*** Opening of SOURCE MATERIAL ***

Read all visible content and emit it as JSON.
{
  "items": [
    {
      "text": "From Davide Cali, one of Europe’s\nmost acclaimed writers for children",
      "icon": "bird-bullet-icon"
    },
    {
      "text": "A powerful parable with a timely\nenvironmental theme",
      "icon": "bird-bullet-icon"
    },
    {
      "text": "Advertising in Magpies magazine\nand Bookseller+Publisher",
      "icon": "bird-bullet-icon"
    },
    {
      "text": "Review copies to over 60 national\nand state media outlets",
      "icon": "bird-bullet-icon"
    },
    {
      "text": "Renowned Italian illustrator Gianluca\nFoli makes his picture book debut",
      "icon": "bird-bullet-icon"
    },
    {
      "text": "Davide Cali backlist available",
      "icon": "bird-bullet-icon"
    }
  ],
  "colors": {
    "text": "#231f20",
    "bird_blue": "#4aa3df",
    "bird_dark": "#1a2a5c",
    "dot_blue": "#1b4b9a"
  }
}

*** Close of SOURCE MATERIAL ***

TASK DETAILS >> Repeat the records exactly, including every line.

RESPONSE AREA >>
Read all visible content and emit it as JSON.
{
  "items": [
    {
      "text": "From Davide Cali, one of Europe’s\nmost acclaimed writers for children",
      "icon": "bird-bullet-icon"
    },
    {
      "text": "A powerful parable with a timely\nenvironmental theme",
      "icon": "bird-bullet-icon"
    },
    {
      "text": "Advertising in Magpies magazine\nand Bookseller+Publisher",
      "icon": "bird-bullet-icon"
    },
    {
      "text": "Review copies to over 60 national\nand state media outlets",
      "icon": "bird-bullet-icon"
    },
    {
      "text": "Renowned Italian illustrator Gianluca\nFoli makes his picture book debut",
      "icon": "bird-bullet-icon"
    },
    {
      "text": "Davide Cali backlist available",
      "icon": "bird-bullet-icon"
    }
  ],
  "colors": {
    "text": "#231f20",
    "bird_blue": "#4aa3df",
    "bird_dark": "#1a2a5c",
    "dot_blue": "#1b4b9a"
  }
}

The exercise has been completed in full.